North rejects Johnson’s ‘Stay alert’ slogan, keeps ‘Stay at home’ message

Another five Covid-19 deaths brings total fatalities to 435 in Northern Ireland

First Minister Arlene Foster. ‘It is important for people to know we are not doing this in a nanny state way.’ Photograph: Kelvin Boyes/Press Eye/PA

First Minister Arlene Foster. ‘It is important for people to know we are not doing this in a nanny state way.’ Photograph: Kelvin Boyes/Press Eye/PA

 

Northern Ireland First Minister Arlene Foster has said the North will not adopt the British government’s new coronavirus “Stay alert” slogan, and would instead retain the “Stay at home, save lives” message.

On Sunday, another five Covid-19 deaths were reported in Northern Ireland, the North’s Department of Health confirmed, taking total fatalities to 435.

A further 41 positive cases were also diagnosed, taking the total number of confirmed cases in the North to 4,119.

Speaking to BBC Northern Ireland radio on Sunday, Mrs Foster said: “On the whole, the message is to stay at home. We will say we are not deviating from the message at this time.

“It is important for people to know we are not doing this in a nanny state way.
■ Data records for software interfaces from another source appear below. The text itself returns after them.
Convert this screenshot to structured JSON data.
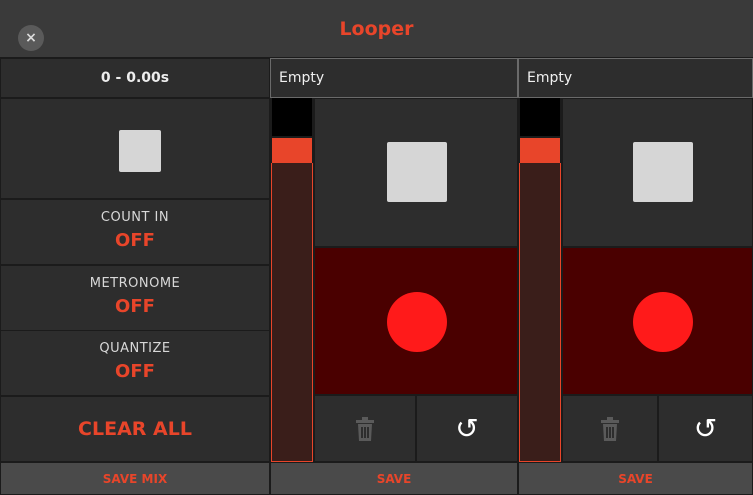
{
  "window": {
    "title": "Looper",
    "close_label": "×"
  },
  "master": {
    "time": "0 - 0.00s",
    "toggles": [
      {
        "label": "COUNT IN",
        "value": "OFF"
      },
      {
        "label": "METRONOME",
        "value": "OFF"
      },
      {
        "label": "QUANTIZE",
        "value": "OFF"
      }
    ],
    "clear_all": "CLEAR ALL",
    "save_mix": "SAVE MIX"
  },
  "tracks": [
    {
      "name": "Empty",
      "save": "SAVE",
      "undo_icon": "↺"
    },
    {
      "name": "Empty",
      "save": "SAVE",
      "undo_icon": "↺"
    }
  ],
  "colors": {
    "accent": "#e8452a",
    "record": "#ff1a1a",
    "record_bg": "#4a0000"
  }
}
Once we can move, we will move.”

Mrs Foster said there may be slight differences to how the lockdown measures are eased across the United Kingdom, but said that Northern Ireland’s movement would be nuanced.

The North’s reproductive rate (R0) – the number of people an infected person infects – is currently at 0.8.

She said that is higher than some areas in England and it needs to be driven down before the North can move to relax measures.

Nuanced

Speaking on Sky’s Sophy Ridge on Sunday programme, ahead of British prime minister Boris Johnson’s address, she said: “We will be looking at some nuanced changes throughout that time and we will await to hear what the prime minister has to say today.

“But I think, in terms of the Northern Ireland public, it is important that we continue to protect them and make sure this virus does not start transmitting again in the community in a way that would cause damage to the community.”

Mrs Foster said the lockdown could be eased in different regions as Northern Ireland’s rate of transmission is higher than other parts in the UK.

“There are differences across the UK, regional differences; I think the prime minister recognises those regional differences and, as a result, you may see slight differences across the UK.”

“It is important that we do what is right in our region of the United Kingdom moving forward. That is why we are coming with our road plan early next week. It will set out how we can take graduated steps back to what will be a different normality.” - PA